“Dad was admitted to the hospice in August 2011, aged 60, with advanced neuroendocrine cancer. We’d had a number of months before he was given any diagnosis. He was in so much pain at home. He couldn’t always get to the loo in time and he found that really hard to cope with, being a man who did anything for his family,” said Rachael.
"Although they have many ill people to care for, we never felt rushed or uninformed, or that we were being any trouble. I called the hospice every morning to see how Dad was and how his night had been. There was always someone on hand to update me.”
“At this point we were having to look after him and he hated that. When he came into the hospice he was given back his dignity. Coming into the hospice meant our time was ‘with him’, and not nursing him. “
“We were told he was only coming to the hospice to sort his pain relief, but he never came home. He was asked when the time came, did he want to die at home or in the hospice. He chose the hospice and I know we were all pleased about this when it happened.”
“On his last day, every member of our family was able to come and see him, knowing it was the last time – there were no restrictions for anyone.”

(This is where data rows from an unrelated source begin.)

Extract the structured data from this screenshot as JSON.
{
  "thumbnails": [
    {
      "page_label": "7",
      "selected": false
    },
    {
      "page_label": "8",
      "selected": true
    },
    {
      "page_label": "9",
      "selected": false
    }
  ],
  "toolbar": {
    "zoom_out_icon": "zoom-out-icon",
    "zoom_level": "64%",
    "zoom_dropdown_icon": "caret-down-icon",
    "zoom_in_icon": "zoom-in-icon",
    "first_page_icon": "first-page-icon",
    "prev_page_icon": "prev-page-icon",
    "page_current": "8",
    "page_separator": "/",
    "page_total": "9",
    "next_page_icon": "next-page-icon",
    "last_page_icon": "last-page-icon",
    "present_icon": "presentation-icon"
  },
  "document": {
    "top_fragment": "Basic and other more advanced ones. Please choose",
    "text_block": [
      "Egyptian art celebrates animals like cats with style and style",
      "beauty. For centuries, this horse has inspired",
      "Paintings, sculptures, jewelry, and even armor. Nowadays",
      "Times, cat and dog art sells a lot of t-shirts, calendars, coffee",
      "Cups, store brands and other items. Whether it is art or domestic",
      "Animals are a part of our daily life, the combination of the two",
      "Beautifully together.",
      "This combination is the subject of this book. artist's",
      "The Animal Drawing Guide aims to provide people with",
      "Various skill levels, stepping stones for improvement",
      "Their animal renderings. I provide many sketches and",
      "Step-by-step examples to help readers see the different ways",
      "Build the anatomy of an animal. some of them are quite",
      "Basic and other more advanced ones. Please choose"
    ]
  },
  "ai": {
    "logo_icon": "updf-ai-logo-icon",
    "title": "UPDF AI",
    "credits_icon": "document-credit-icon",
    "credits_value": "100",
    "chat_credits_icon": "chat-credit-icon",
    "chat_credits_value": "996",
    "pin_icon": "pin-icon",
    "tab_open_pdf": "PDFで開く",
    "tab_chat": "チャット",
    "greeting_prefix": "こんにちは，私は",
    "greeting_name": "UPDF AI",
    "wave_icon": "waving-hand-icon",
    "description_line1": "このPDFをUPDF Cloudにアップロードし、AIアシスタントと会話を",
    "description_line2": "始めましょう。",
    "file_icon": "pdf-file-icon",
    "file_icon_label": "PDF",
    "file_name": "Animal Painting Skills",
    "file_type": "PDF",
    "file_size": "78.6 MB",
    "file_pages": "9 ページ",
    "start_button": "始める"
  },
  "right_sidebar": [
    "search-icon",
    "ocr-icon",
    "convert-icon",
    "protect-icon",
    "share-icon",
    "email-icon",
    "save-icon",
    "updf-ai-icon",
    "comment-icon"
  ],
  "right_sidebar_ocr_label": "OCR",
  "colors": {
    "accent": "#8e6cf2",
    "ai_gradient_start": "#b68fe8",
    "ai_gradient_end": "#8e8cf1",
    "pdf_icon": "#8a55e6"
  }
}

“Dad was the family's rock, and everyone at the Hospice seemed to care deeply that we were about to lose such a special man.”
“After we lost Dad, that was certainly not the end of the help and guidance we received. My mum, my children and I spent time with Sarah, the Hospice's Bereavement Services Co-ordinator, who I can’t praise enough.
"Although we were suffering as a family, we were lucky as we had this wonderful service to support us when we needed it most. The loss of a loved one is devastating and I hope the Hospice is around for many more years to ease the pain for other families after the death of someone close."